Data extracted from a collection
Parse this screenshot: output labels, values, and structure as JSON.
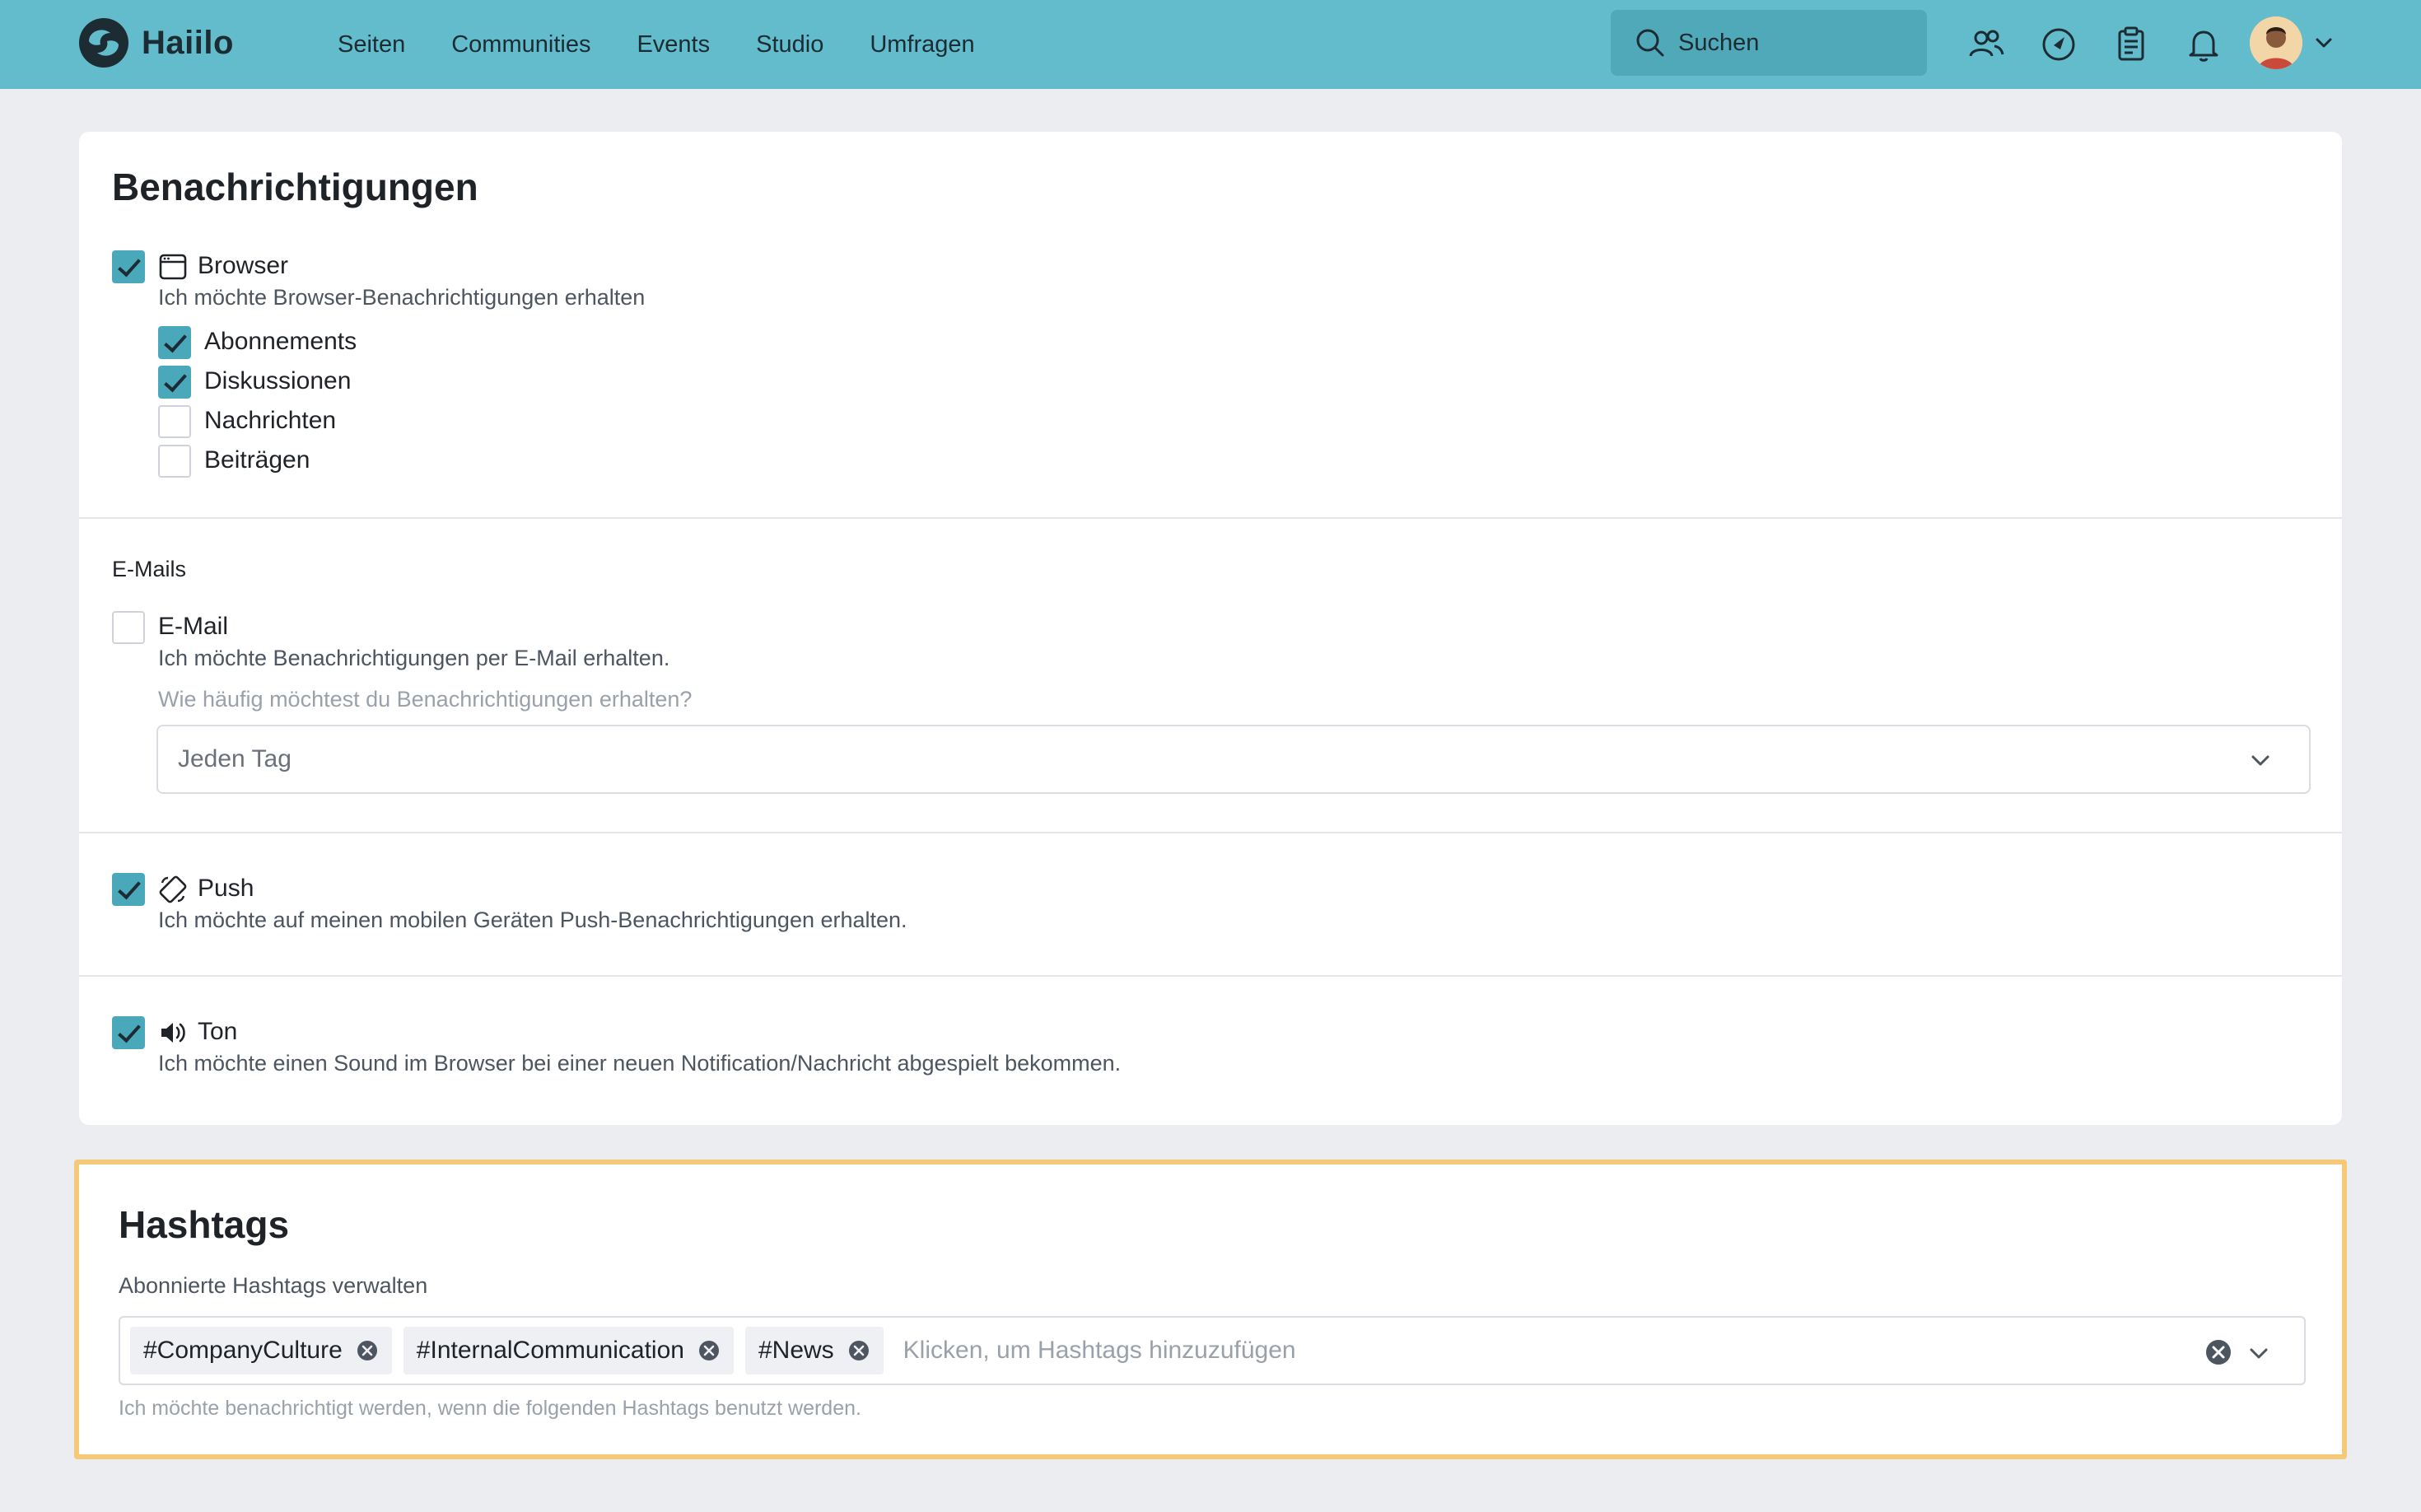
{
  "brand": {
    "name": "Haiilo",
    "color": "#62bccc"
  },
  "nav": {
    "items": [
      {
        "label": "Seiten"
      },
      {
        "label": "Communities"
      },
      {
        "label": "Events"
      },
      {
        "label": "Studio"
      },
      {
        "label": "Umfragen"
      }
    ]
  },
  "search": {
    "placeholder": "Suchen"
  },
  "header_icons": [
    "people-icon",
    "compass-icon",
    "clipboard-icon",
    "bell-icon",
    "avatar",
    "chevron-down-icon"
  ],
  "notifications": {
    "title": "Benachrichtigungen",
    "browser": {
      "label": "Browser",
      "checked": true,
      "icon": "browser-window-icon",
      "description": "Ich möchte Browser-Benachrichtigungen erhalten",
      "options": [
        {
          "label": "Abonnements",
          "checked": true
        },
        {
          "label": "Diskussionen",
          "checked": true
        },
        {
          "label": "Nachrichten",
          "checked": false
        },
        {
          "label": "Beiträgen",
          "checked": false
        }
      ]
    },
    "emails": {
      "section_label": "E-Mails",
      "label": "E-Mail",
      "checked": false,
      "description": "Ich möchte Benachrichtigungen per E-Mail erhalten.",
      "frequency_question": "Wie häufig möchtest du Benachrichtigungen erhalten?",
      "frequency_value": "Jeden Tag"
    },
    "push": {
      "label": "Push",
      "checked": true,
      "icon": "mobile-push-icon",
      "description": "Ich möchte auf meinen mobilen Geräten Push-Benachrichtigungen erhalten."
    },
    "sound": {
      "label": "Ton",
      "checked": true,
      "icon": "speaker-icon",
      "description": "Ich möchte einen Sound im Browser bei einer neuen Notification/Nachricht abgespielt bekommen."
    }
  },
  "hashtags": {
    "title": "Hashtags",
    "manage_label": "Abonnierte Hashtags verwalten",
    "tags": [
      {
        "label": "#CompanyCulture"
      },
      {
        "label": "#InternalCommunication"
      },
      {
        "label": "#News"
      }
    ],
    "placeholder": "Klicken, um Hashtags hinzuzufügen",
    "hint": "Ich möchte benachrichtigt werden, wenn die folgenden Hashtags benutzt werden.",
    "highlight_color": "#f5c978"
  },
  "colors": {
    "accent": "#49a9bb",
    "background": "#ecedf1"
  }
}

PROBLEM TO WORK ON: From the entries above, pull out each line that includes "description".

SOLUTION FOR THIS EXERCISE:
      "description": "Ich möchte Browser-Benachrichtigungen erhalten",
      "description": "Ich möchte Benachrichtigungen per E-Mail erhalten.",
      "description": "Ich möchte auf meinen mobilen Geräten Push-Benachrichtigungen erhalten."
      "description": "Ich möchte einen Sound im Browser bei einer neuen Notification/Nachricht abgespielt bekommen."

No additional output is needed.